While calculation of the benefit figure often leads to legal argument, it is the calculation of the 'relevant amount' that is more contentious, for it is upon that finding that any default sentence is based. Nothing is excluded; values can be assigned to properties, cars, clothes, jewellery, furniture and even pets. Also included will be any gifts the defendant has made in the preceding six years, irrespective of whether the value of the gift can be recovered.
If the Crown finds no evidence of significant assets, hidden assets can be alleged. The burden is then on a defendant to satisfy a court to the civil standard that they do not have any. Failure to satisfy the burden can lead to a confiscation order in the full amount of the benefit figure with the consequential impact upon the default sentence.
Once findings of fact have been made as to the extent of a defendant's assets it is very difficult for an order to be challenged successfully. The abolition of many of the discretions that the courts used to enjoy, coupled with the increasing zeal of some prosecutors, has the potential for injustice. The absence of judicial discretion is resulting in confiscation orders that some defendants have no realistic prospect of repaying being made. Moreover, delays in enforcement can mean that some defendants, although they may well have been successfully rehabilitated, are being returned to prison to serve their default sentence months, or even several years, after release.
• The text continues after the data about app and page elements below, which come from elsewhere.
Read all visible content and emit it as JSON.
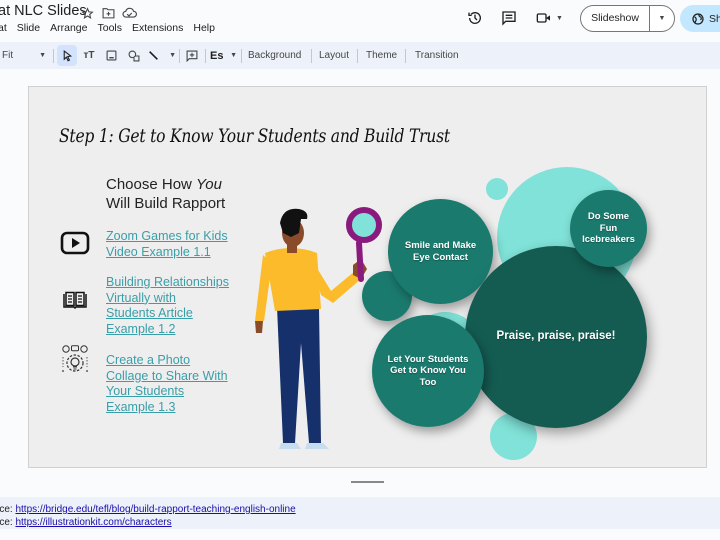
{
  "app": {
    "doc_title": "at NLC Slides",
    "title_icons": [
      "star-icon",
      "move-to-folder-icon",
      "cloud-saved-icon"
    ],
    "menu": [
      "at",
      "Slide",
      "Arrange",
      "Tools",
      "Extensions",
      "Help"
    ],
    "right_actions": {
      "history_icon": "version-history-icon",
      "comments_icon": "comments-icon",
      "meet_icon": "video-call-icon",
      "slideshow_label": "Slideshow",
      "share_label": "Sh"
    }
  },
  "toolbar": {
    "zoom_value": "Fit",
    "tools": [
      "select",
      "text-box",
      "image",
      "shape",
      "line",
      "comment",
      "input-tools"
    ],
    "buttons": [
      "Background",
      "Layout",
      "Theme",
      "Transition"
    ],
    "input_tools_label": "Es"
  },
  "slide": {
    "title": "Step 1: Get to Know Your Students and Build Trust",
    "subtitle_line1_prefix": "Choose How ",
    "subtitle_line1_em": "You",
    "subtitle_line2": "Will Build Rapport",
    "resources": [
      {
        "icon": "video-play-icon",
        "lines": [
          "Zoom Games for Kids",
          "Video Example 1.1"
        ]
      },
      {
        "icon": "open-book-icon",
        "lines": [
          "Building Relationships",
          "Virtually with",
          "Students Article",
          "Example 1.2"
        ]
      },
      {
        "icon": "idea-gear-icon",
        "lines": [
          "Create a Photo",
          "Collage to Share With",
          "Your Students",
          "Example 1.3"
        ]
      }
    ],
    "bubbles": {
      "smile": "Smile and Make Eye Contact",
      "icebreakers": "Do Some Fun Icebreakers",
      "praise": "Praise, praise, praise!",
      "let_know": "Let Your Students Get to Know You Too"
    },
    "colors": {
      "bubble_light": "#80e2d8",
      "bubble_mid": "#1b7a6e",
      "bubble_dark": "#145c52",
      "link": "#3a9ea8",
      "shirt": "#fbbb2a",
      "pants": "#15306a",
      "magnifier": "#8a1a7e"
    }
  },
  "notes": [
    {
      "prefix": "rce: ",
      "link": "https://bridge.edu/tefl/blog/build-rapport-teaching-english-online"
    },
    {
      "prefix": "rce: ",
      "link": "https://illustrationkit.com/characters"
    }
  ]
}
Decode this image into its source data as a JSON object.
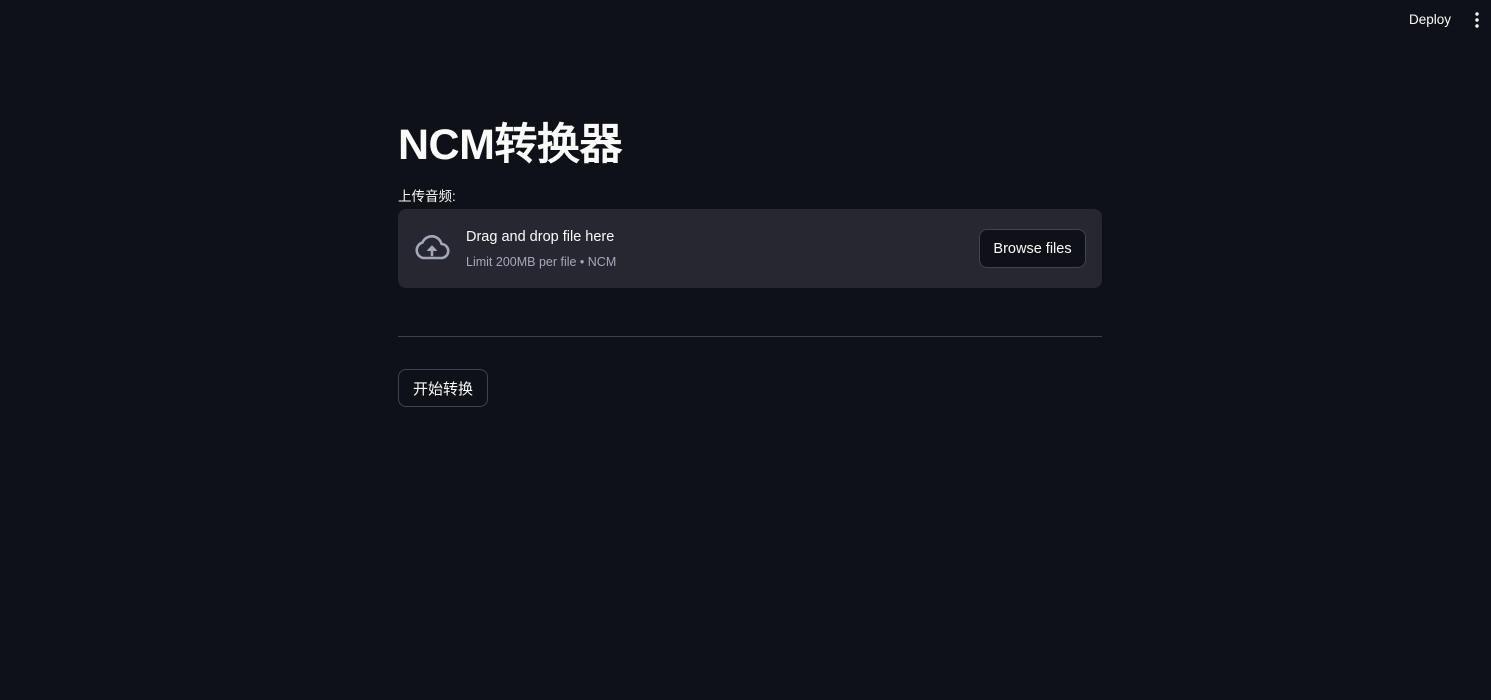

Few would argue that confiscation orders should not be draconian and that in an appropriate case the full severity of the legislation should follow. However, the approach of the prosecution is often one of 'we can so we should', and the court within the legislative straightjacket of Poca can do little about it. Such an approach comes from the heart of Government and is reflected in a number of new initiatives.
In February the Government published a report entitled 'Financial Challenge to Crime and Terrorism'. This urges the use of all "financial tools" to recover criminal assets and announced the intention to set up a dedicated Treasury Asset Freezing Unit as part of a proactive plan to increase substantially criminal asset recovery targets. These developments are linked with the transfer of powers from the ARA to Soca. Next year the powers of civil asset recovery will be extended to the Crown Prosecution Service, the Revenue and Customs Prosecution Office and the Serious Fraud Office.
This will augment the widely used powers of those prosecutors to make cash seizures of sums of more than £1,000 that are suspected to relate to criminal activity. Add to that the increasing use of pre-charge and post-charge restraint, and the extension of the obligations for government departments and agencies, notably Companies House, to pass information of suspicious activity to investigators, and it becomes apparent that the determination of the UK Government in this field is unquenched.
When it comes to confiscation, the powers of the state are severe and are likely to become more extensive. For those engaged in financial crime, the message from the Government is clear: 'We are coming to get you.'
•Gareth Rees QC and Jason Mansell are barristers at 7 Bedford Row